Toyota put us on the highly technical 2.2-mile Shenandoah road course, which is packed with challenging twists and turns - the perfect place to test the Supra's cornering... and drifting abilities.
The Supra handled brilliantly on track, with predictable and direct steering into corners, while still offering the ability to throw it into a controlled drift when we felt like it. Its three traction control settings allow for varying amounts of slide for track driving, and its electronically-controlled limited-slip differential enables cornering prowess. We were especially impressed by its balance and stability, despite an incredibly short wheelbase.
As has been grist for many online discussions, the Supra was developed in partnership with BMW. While it shares a chassis, engine, and drivetrain with the Z4, the Supra is definitely its own car. Toyota's design and engineering teams worked in isolation from BMW's to give the sports coupe its own distinctive look, ride dynamics, and overall tuning from Bimmer's little roadster.
The Supra comes in eight colors including Absolute Zero White, Tungsten and Turbulence Gray, Nocturnal Black, Renaissance Red 2.0, Nitro Yellow, Downshift Blue, and a particularly sweet looking matte finish color called Phantom. It's Toyota's first matte finish production car, and it looks damned good.
Pedal down, the Supra is damned quick - it does 0-to-60 mph in just 4.1 seconds, and offers launch control to help make sure as much of its ample 365 lb-ft. of torque gets to the ground.

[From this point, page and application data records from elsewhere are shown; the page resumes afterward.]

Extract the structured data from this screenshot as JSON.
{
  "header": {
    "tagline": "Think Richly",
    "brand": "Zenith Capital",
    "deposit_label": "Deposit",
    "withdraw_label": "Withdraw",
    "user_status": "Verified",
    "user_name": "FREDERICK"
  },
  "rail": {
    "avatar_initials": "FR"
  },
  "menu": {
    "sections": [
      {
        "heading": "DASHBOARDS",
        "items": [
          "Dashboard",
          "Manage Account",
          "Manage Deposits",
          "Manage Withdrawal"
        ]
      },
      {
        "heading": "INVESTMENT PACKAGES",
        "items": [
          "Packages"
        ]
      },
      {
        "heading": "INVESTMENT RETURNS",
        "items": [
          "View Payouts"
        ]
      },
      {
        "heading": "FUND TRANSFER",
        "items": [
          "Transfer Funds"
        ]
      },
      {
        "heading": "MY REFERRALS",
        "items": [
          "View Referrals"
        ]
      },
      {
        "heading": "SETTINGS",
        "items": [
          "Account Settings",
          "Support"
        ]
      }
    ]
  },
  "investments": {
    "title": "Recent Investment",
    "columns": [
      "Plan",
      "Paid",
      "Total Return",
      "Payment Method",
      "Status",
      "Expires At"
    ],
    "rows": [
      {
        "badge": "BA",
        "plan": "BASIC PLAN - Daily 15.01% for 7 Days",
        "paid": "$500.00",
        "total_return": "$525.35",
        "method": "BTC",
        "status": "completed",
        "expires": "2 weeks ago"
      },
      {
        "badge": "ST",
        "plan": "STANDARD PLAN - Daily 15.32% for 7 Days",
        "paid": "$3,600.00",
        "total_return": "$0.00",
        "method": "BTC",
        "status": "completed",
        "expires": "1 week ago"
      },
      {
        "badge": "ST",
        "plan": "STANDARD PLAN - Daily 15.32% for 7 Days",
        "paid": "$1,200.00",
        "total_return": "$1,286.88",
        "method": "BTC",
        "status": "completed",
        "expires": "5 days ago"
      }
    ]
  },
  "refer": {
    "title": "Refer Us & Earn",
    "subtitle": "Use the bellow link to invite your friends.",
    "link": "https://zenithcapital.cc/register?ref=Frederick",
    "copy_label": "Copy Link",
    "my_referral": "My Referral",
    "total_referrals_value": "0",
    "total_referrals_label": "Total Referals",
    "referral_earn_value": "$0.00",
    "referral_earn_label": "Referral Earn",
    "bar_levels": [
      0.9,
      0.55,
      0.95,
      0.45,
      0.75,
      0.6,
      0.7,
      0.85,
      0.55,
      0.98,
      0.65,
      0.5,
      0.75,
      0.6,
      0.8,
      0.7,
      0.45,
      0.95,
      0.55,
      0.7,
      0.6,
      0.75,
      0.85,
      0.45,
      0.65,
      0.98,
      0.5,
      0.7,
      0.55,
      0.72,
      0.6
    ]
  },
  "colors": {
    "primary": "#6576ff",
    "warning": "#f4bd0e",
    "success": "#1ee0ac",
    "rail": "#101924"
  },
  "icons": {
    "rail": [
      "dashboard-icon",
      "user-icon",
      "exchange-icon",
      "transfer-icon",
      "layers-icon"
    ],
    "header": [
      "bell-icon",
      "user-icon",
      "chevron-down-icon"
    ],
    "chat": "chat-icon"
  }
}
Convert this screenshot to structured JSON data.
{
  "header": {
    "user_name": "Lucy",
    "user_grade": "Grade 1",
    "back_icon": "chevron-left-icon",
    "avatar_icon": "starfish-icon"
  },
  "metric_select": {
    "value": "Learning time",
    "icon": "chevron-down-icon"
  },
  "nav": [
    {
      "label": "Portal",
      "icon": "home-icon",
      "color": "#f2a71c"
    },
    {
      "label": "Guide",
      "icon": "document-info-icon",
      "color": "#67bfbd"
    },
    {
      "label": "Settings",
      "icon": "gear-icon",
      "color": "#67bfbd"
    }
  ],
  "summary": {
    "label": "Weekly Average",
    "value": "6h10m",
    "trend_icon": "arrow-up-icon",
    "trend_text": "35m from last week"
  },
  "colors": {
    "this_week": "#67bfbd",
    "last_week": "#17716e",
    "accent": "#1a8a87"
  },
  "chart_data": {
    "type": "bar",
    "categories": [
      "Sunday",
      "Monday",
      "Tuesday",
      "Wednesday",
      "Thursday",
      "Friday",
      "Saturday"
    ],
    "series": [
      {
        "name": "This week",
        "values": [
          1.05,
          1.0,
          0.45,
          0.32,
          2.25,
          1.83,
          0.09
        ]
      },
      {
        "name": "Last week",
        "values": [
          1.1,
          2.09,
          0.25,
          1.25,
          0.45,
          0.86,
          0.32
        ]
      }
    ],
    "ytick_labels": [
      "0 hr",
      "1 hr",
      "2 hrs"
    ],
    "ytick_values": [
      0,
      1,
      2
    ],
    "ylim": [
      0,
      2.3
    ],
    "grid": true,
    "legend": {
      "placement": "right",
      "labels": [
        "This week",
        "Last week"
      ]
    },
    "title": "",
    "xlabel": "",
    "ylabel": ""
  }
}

The quick-shifting ZF 8-speed automatic gearbox and excellent Michelin Pilot Super Sport tires help do their part too. And the Brembo performance disc brakes provided plenty of stopping power as we came into sharp corners at speeds approaching 120mph.
From day one, it was a requirement that the new Supra had an inline-6 engine like its predecessors. The BMW-sourced 3.0-liter twin-scroll turbo engine is fantastic, offering up all of its torque starting at just 1600 RPM. Turbo lag is nowhere to be found, and power comes on fast and keeps going as you put your foot down.
The Supra's exhaust sound is simply sublime too - offering up a rich and deep note, accompanied by the best mix of snaps, crackles, and pops this side of a Jaguar F-TYPE. Some sounds are are augmented in the cabin through the sound system, but as you can hear, the Supra offers plenty of ear candy outside too.
Tuner culture is a big part of the Supra's heritage, and Toyota worked very hard to preserve and embrace this with the 2020 model, also known as the A90 Supra. Clever touches like threaded mounts for reinforcement bars, space, reinforced rear wing mounts, and punch-outs for added engine and brake cooling are among the thoughtful modding opportunities that Toyota has provided for tuners. It also has dual hood latches, something that Toyota's engineers felt were a necessity for a car that might actually spend some time on track.
Inside, the Supra offers a modern and driver-focused cabin. There's a clean and linear feel to the dash, real carbon fiber on the center console, and a slick digital information display. We've never been huge fans of nav screens that stick out of the dash, but the design helps keeps eyes on the road ahead, and still works as a touchscreen for those of us with longer arms.
Every Supra gets sporty bucket seats with 14-way adjustments for both driver and passenger. We particularly appreciate the adjustable side bolsters which help keep you in your seat as you slide around corners, but can be loosened up for street driving. The Supra 3.0 Premium and Launch Edition get all leather surfaces, while the Supra 3.0 gets a combination of Alcantara and leather.
Fanboys might have concerns about the new Supra not being a "real Toyota," but philosophical debates aside, the Supra is a phenomenal driver's car. It offers thrillling and dynamic driving whether on the road or track, a wonderful soundtrack, and is a whole lot of car for something that starts below $50,000. It may have taken more than 20 years for the Supra to return to the US, but the 2020 Supra was well worth the wait.